Adding to the tension of the times was the proposed creation of the province of Negros del Norte from Negros Occidental. Citizens saw this as a maneuver by Marcos cronies in the northern portion of the province to consolidate more power. Negros del Norte was created from Negros Occidental on 3 January 1986, but its creation was later found to be unconstitutional and was abolished on 18 August 1986.

Attack

On 18 September 1985, a crowd composed of sugar workers, farmers, fisherfolk, students, urban poor, professionals, and church people staged a noise protest in the town center. The crowd was estimated to number 5000. The next day, the protesters set up human barricades in front of the public market and at the entrance of the municipal plaza. On the morning of 20 September, a police car approached the picket line and the protest leaders were invited to a negotiation conference at the municipal building that was about fifty meters from the barricades. The leaders refused.

About mid-afternoon, fire trucks arrived and began to bombard the picket line with high-pressure water and tear gas. The crowd was surrounded by members of the Regional Special Action Force (RSAF) and the Civilian Home Defense Forces (CHDF). When some protestors threw back the tear gas canisters into the empty plaza, the paramilitary forces, who would later allege that a few "trouble-makers" tried to grab their weapons, opened fire on the masses.

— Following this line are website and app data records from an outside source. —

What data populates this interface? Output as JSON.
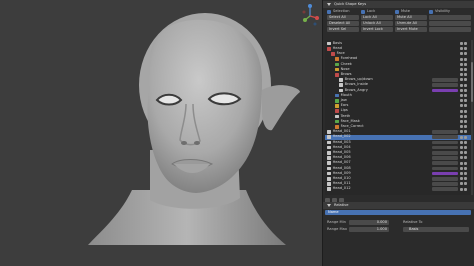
{
  "panel": {
    "title": "Quick Shape Keys",
    "groups": [
      {
        "label": "Selection",
        "buttons": [
          "Select All",
          "Deselect All",
          "Invert Sel"
        ]
      },
      {
        "label": "Lock",
        "buttons": [
          "Lock All",
          "Unlock All",
          "Invert Lock"
        ]
      },
      {
        "label": "Mute",
        "buttons": [
          "Mute All",
          "Unmute All",
          "Invert Mute"
        ]
      },
      {
        "label": "Visibility",
        "buttons": [
          "",
          "",
          ""
        ]
      }
    ]
  },
  "shape_keys": [
    {
      "label": "Basis",
      "color": "#c8c8c8",
      "indent": 0,
      "bar": null,
      "selected": false
    },
    {
      "label": "Head",
      "color": "#c04b4b",
      "indent": 0,
      "bar": null,
      "selected": false
    },
    {
      "label": "Face",
      "color": "#c04b4b",
      "indent": 1,
      "bar": null,
      "selected": false
    },
    {
      "label": "Forehead",
      "color": "#d07a30",
      "indent": 2,
      "bar": null,
      "selected": false
    },
    {
      "label": "Cheek",
      "color": "#5aa84a",
      "indent": 2,
      "bar": null,
      "selected": false
    },
    {
      "label": "Nose",
      "color": "#d0a030",
      "indent": 2,
      "bar": null,
      "selected": false
    },
    {
      "label": "Brows",
      "color": "#c04b4b",
      "indent": 2,
      "bar": null,
      "selected": false
    },
    {
      "label": "Brows_up/down",
      "color": "#c8c8c8",
      "indent": 3,
      "bar": "#4a4a4a",
      "selected": false
    },
    {
      "label": "Brows_Inside",
      "color": "#c8c8c8",
      "indent": 3,
      "bar": "#4a4a4a",
      "selected": false
    },
    {
      "label": "Brows_Angry",
      "color": "#c8c8c8",
      "indent": 3,
      "bar": "#7a3fb0",
      "selected": false
    },
    {
      "label": "Mouth",
      "color": "#4772b3",
      "indent": 2,
      "bar": null,
      "selected": false
    },
    {
      "label": "Jaw",
      "color": "#5aa84a",
      "indent": 2,
      "bar": null,
      "selected": false
    },
    {
      "label": "Ears",
      "color": "#d0a030",
      "indent": 2,
      "bar": null,
      "selected": false
    },
    {
      "label": "Lips",
      "color": "#c04b4b",
      "indent": 2,
      "bar": null,
      "selected": false
    },
    {
      "label": "Teeth",
      "color": "#c8c8c8",
      "indent": 2,
      "bar": null,
      "selected": false
    },
    {
      "label": "Face_Mask",
      "color": "#5aa84a",
      "indent": 2,
      "bar": null,
      "selected": false
    },
    {
      "label": "Face_Correct",
      "color": "#d07a30",
      "indent": 2,
      "bar": null,
      "selected": false
    },
    {
      "label": "Head_001",
      "color": "#c8c8c8",
      "indent": 0,
      "bar": "#4a4a4a",
      "selected": false
    },
    {
      "label": "Head_002",
      "color": "#c8c8c8",
      "indent": 0,
      "bar": "#4a4a4a",
      "selected": true
    },
    {
      "label": "Head_003",
      "color": "#c8c8c8",
      "indent": 0,
      "bar": "#4a4a4a",
      "selected": false
    },
    {
      "label": "Head_004",
      "color": "#c8c8c8",
      "indent": 0,
      "bar": "#4a4a4a",
      "selected": false
    },
    {
      "label": "Head_005",
      "color": "#c8c8c8",
      "indent": 0,
      "bar": "#4a4a4a",
      "selected": false
    },
    {
      "label": "Head_006",
      "color": "#c8c8c8",
      "indent": 0,
      "bar": "#4a4a4a",
      "selected": false
    },
    {
      "label": "Head_007",
      "color": "#c8c8c8",
      "indent": 0,
      "bar": "#4a4a4a",
      "selected": false
    },
    {
      "label": "Head_008",
      "color": "#c8c8c8",
      "indent": 0,
      "bar": "#4a4a4a",
      "selected": false
    },
    {
      "label": "Head_009",
      "color": "#c8c8c8",
      "indent": 0,
      "bar": "#7a3fb0",
      "selected": false
    },
    {
      "label": "Head_010",
      "color": "#c8c8c8",
      "indent": 0,
      "bar": "#4a4a4a",
      "selected": false
    },
    {
      "label": "Head_011",
      "color": "#c8c8c8",
      "indent": 0,
      "bar": "#4a4a4a",
      "selected": false
    },
    {
      "label": "Head_012",
      "color": "#c8c8c8",
      "indent": 0,
      "bar": "#4a4a4a",
      "selected": false
    }
  ],
  "bottom": {
    "section_title": "Relative",
    "search_label": "Name",
    "range_min_label": "Range Min",
    "range_min_value": "0.000",
    "range_max_label": "Range Max",
    "range_max_value": "1.000",
    "relative_to_label": "Relative To",
    "basis_value": "Basis"
  },
  "colors": {
    "accent": "#4772b3",
    "viewport_bg": "#3d3d3d",
    "panel_bg": "#2b2b2b"
  },
  "icons": [
    "gizmo-axes-icon",
    "shape-key-icon",
    "lock-icon",
    "visibility-icon"
  ]
}
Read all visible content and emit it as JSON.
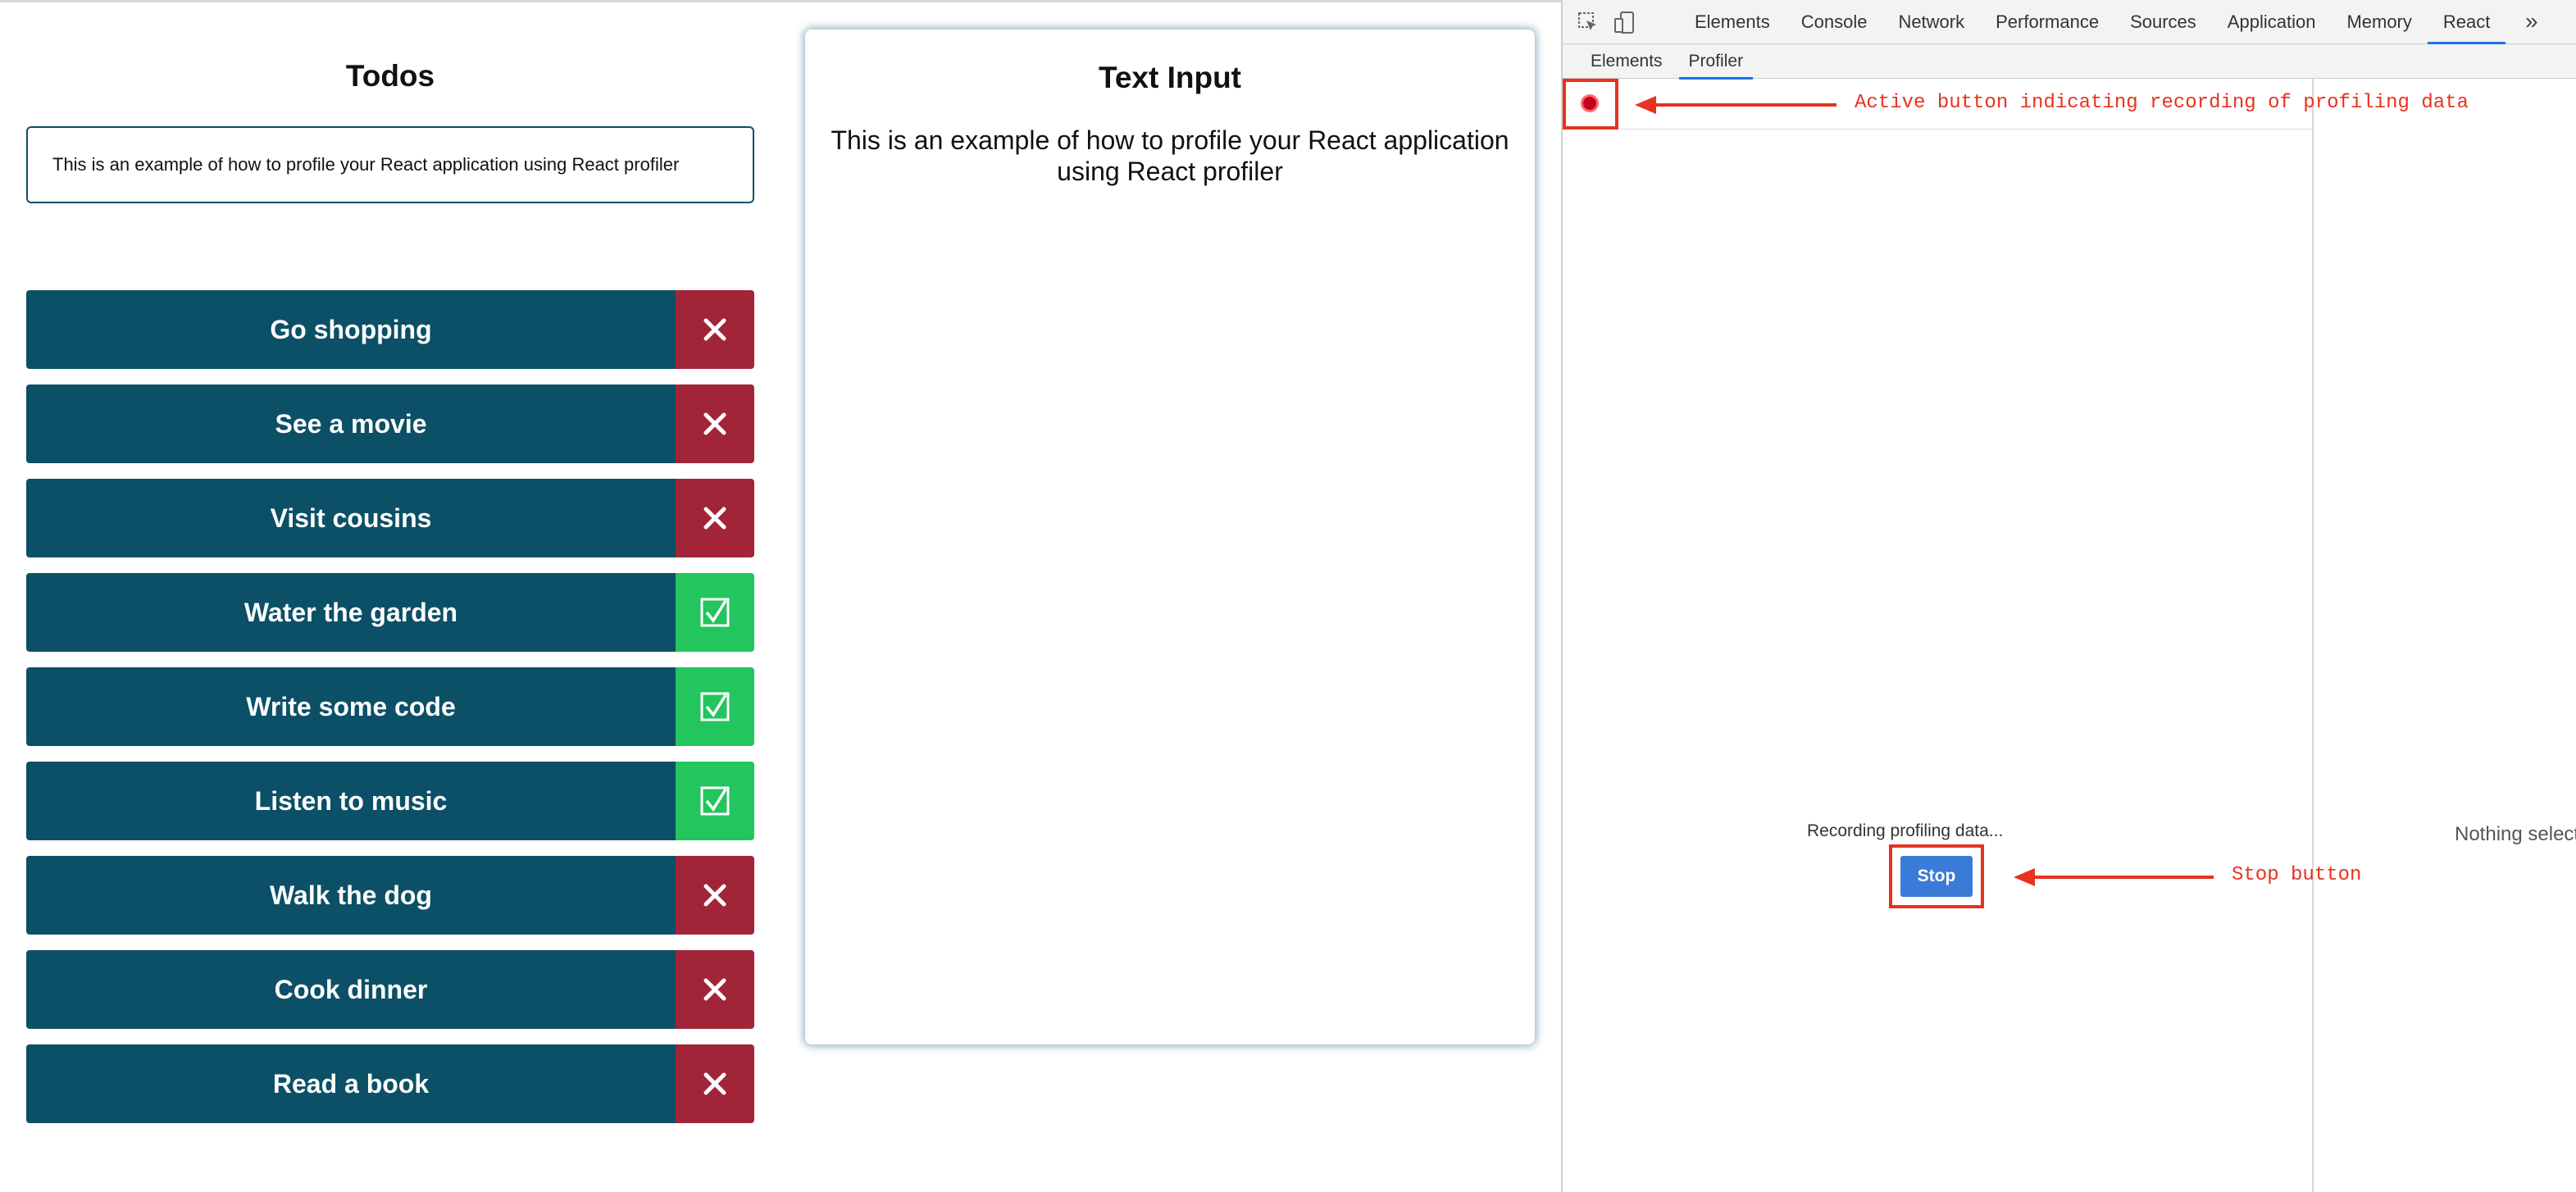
{
  "app": {
    "todos_title": "Todos",
    "input_value": "This is an example of how to profile your React application using React profiler",
    "todos": [
      {
        "label": "Go shopping",
        "status": "pending"
      },
      {
        "label": "See a movie",
        "status": "pending"
      },
      {
        "label": "Visit cousins",
        "status": "pending"
      },
      {
        "label": "Water the garden",
        "status": "done"
      },
      {
        "label": "Write some code",
        "status": "done"
      },
      {
        "label": "Listen to music",
        "status": "done"
      },
      {
        "label": "Walk the dog",
        "status": "pending"
      },
      {
        "label": "Cook dinner",
        "status": "pending"
      },
      {
        "label": "Read a book",
        "status": "pending"
      }
    ],
    "text_input_title": "Text Input",
    "text_input_body": "This is an example of how to profile your React application using React profiler",
    "colors": {
      "todo_bg": "#0b5066",
      "pending_action": "#a22439",
      "done_action": "#22c55e"
    }
  },
  "devtools": {
    "tabs": [
      "Elements",
      "Console",
      "Network",
      "Performance",
      "Sources",
      "Application",
      "Memory",
      "React"
    ],
    "active_tab": "React",
    "more_label": "»",
    "subtabs": [
      "Elements",
      "Profiler"
    ],
    "active_subtab": "Profiler",
    "recording_text": "Recording profiling data...",
    "stop_label": "Stop",
    "nothing_selected": "Nothing selected",
    "accent": "#1a73e8"
  },
  "annotations": {
    "record_note": "Active button indicating recording of profiling data",
    "stop_note": "Stop button",
    "color": "#e8321f"
  }
}
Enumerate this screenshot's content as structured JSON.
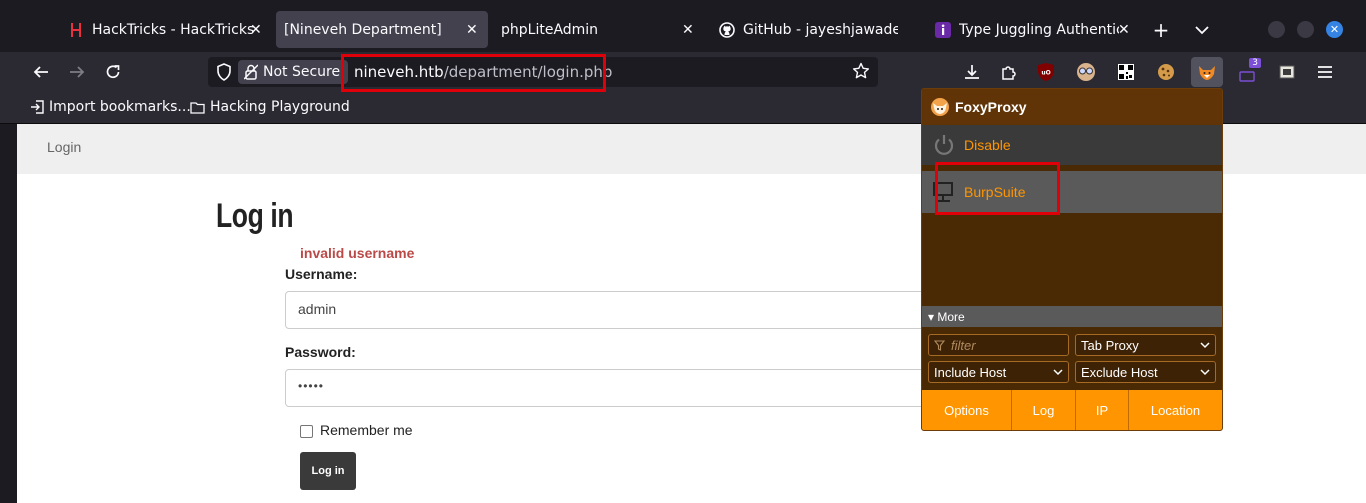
{
  "tabs": [
    {
      "title": "HackTricks - HackTricks",
      "close": "✕",
      "icon": "hacktricks-icon"
    },
    {
      "title": "[Nineveh Department]",
      "close": "✕",
      "active": true
    },
    {
      "title": "phpLiteAdmin",
      "close": "✕"
    },
    {
      "title": "GitHub - jayeshjawade/Br",
      "icon": "github-icon"
    },
    {
      "title": "Type Juggling Authenticat",
      "close": "✕",
      "icon": "invicti-icon"
    }
  ],
  "tabbar": {
    "new_tab": "+",
    "list_tabs": "⌄",
    "close_window": "✕"
  },
  "urlbar": {
    "security_label": "Not Secure",
    "host": "nineveh.htb",
    "path": "/department/login.php"
  },
  "extensions": {
    "badge_count": "3"
  },
  "bookmarks": [
    {
      "label": "Import bookmarks..."
    },
    {
      "label": "Hacking Playground"
    }
  ],
  "page": {
    "nav_link": "Login",
    "heading": "Log in",
    "error": "invalid username",
    "username_label": "Username:",
    "username_value": "admin",
    "password_label": "Password:",
    "password_value": "•••••",
    "remember_label": "Remember me",
    "login_button": "Log in"
  },
  "foxyproxy": {
    "title": "FoxyProxy",
    "items": [
      {
        "label": "Disable",
        "icon": "power-icon"
      },
      {
        "label": "BurpSuite",
        "icon": "monitor-icon"
      }
    ],
    "more_label": "▾ More",
    "filter_placeholder": "filter",
    "tab_proxy": "Tab Proxy",
    "include_host": "Include Host",
    "exclude_host": "Exclude Host",
    "buttons": [
      "Options",
      "Log",
      "IP",
      "Location"
    ]
  },
  "colors": {
    "accent_orange": "#ff9500",
    "highlight_red": "#e0000a",
    "chrome_dark": "#1c1b22",
    "error_red": "#b94a48"
  }
}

Aftermath

Accounts of the number of casualties vary: between twenty and thirty dead,[1][3][4] and thirty wounded.[3] After the crowd had dispersed, the site was cordoned off by the paramilitary units and onlookers were ordered to bring the wounded to hospitals in the town. The bodies were recovered from the rally site and in the sugarcane fields surrounding the location. Buildings and concrete walls nearby were riddled with bullet holes.

The government organized the Escalante Massacre Fact-Finding Commission chaired by Ombudsman Justice Raul M. Gonzalez. The commission recommended that the government indemnify the victims' next of kin. This was never done.[1] In 2003, three low-ranking policemen jailed for their alleged role in the massacre were released on parole.

Memorials

Detail of the Wall of Remembrance at the Bantayog ng mga Bayani, showing names of the victims under the heading Escalante martyrs, absent is the name of Juvelyn Jaravello.

The Escalante martyrs have been memorialized in a number of ways, most notably through a monument in the plaza very near the spot where the victims were killed, and through the names of the martyrs being inscribed on the wall of remembrance at the Bantayog ng mga Bayani.

The names of the Escalante martyrs inscribed on the wall of remembrance are as follows:

  • William Alegre
  • Michael Dayanan
  • Rodney Demegilio
  • Rovena Franco
  • Juvelyn Jaravello
  • Alex Labatos
  • Angelina Lape
  • Norberto Locanilao
  • Rodolfo Mahinay
  • Rogelio Megallen, Jr.
  • Claro Monares
  • Maria Luz Mondejar
  • Rodolfo Montealto
  • Aniano Ornopia
  • Nenita Orot
  • Edgardo Salili
  • Ronilo Santa Ana
  • Juanito Suarez, Jr.
  • Manuel Tan
  • Caesar Tejones

References